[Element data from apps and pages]

⟨

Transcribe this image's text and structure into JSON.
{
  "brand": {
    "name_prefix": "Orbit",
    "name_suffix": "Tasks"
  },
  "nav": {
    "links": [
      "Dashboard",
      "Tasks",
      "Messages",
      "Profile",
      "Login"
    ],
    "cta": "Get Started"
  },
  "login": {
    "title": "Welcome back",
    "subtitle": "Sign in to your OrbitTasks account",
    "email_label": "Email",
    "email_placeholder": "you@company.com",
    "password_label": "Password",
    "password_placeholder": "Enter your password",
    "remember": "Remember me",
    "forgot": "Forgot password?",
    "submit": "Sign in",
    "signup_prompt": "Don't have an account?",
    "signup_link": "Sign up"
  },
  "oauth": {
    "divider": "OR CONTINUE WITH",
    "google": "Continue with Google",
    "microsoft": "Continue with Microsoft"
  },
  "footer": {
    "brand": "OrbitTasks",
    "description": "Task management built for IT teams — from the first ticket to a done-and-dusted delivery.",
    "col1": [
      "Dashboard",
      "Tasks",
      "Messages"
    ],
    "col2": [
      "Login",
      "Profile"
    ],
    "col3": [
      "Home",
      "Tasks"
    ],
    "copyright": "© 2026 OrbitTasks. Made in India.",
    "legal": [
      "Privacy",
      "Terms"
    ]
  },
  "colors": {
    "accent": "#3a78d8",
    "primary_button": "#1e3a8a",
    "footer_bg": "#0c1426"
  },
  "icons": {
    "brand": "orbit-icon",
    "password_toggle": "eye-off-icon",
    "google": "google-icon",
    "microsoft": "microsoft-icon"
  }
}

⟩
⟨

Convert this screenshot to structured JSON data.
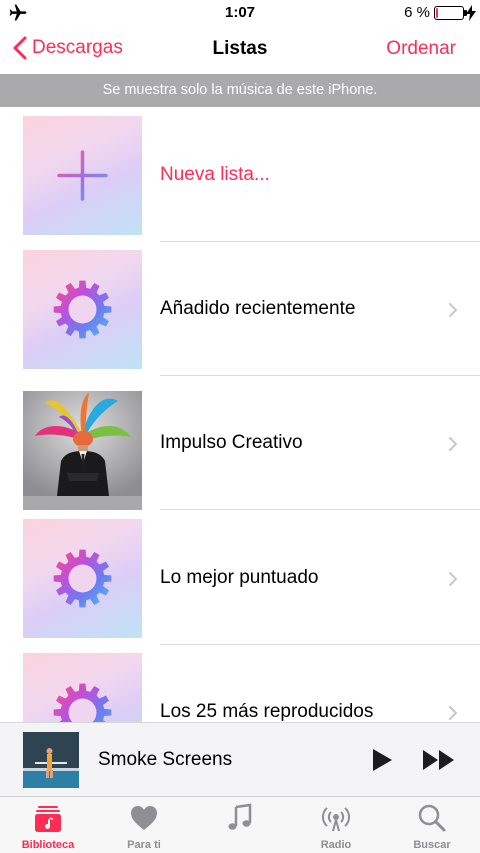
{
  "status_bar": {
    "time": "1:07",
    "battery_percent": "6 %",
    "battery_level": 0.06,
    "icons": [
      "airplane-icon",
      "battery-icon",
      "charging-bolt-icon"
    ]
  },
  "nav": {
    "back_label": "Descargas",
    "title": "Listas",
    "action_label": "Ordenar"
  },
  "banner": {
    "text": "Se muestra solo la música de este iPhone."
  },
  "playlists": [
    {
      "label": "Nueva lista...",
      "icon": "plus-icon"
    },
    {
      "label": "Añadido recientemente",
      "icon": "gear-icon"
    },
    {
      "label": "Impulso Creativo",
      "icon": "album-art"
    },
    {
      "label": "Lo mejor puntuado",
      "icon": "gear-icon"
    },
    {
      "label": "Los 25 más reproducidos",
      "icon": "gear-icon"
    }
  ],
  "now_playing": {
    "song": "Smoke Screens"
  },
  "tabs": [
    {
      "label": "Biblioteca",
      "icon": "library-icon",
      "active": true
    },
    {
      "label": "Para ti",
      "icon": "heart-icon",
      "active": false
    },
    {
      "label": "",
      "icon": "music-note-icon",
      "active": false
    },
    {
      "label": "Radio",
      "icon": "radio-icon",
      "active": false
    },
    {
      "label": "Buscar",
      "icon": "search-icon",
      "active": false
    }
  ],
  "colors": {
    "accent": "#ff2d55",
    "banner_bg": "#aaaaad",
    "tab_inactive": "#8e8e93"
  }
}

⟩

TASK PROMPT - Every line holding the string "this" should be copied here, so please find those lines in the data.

ANSWER SECTION -
Transcribe this image's text and structure into JSON.
Convert this screenshot to structured JSON data.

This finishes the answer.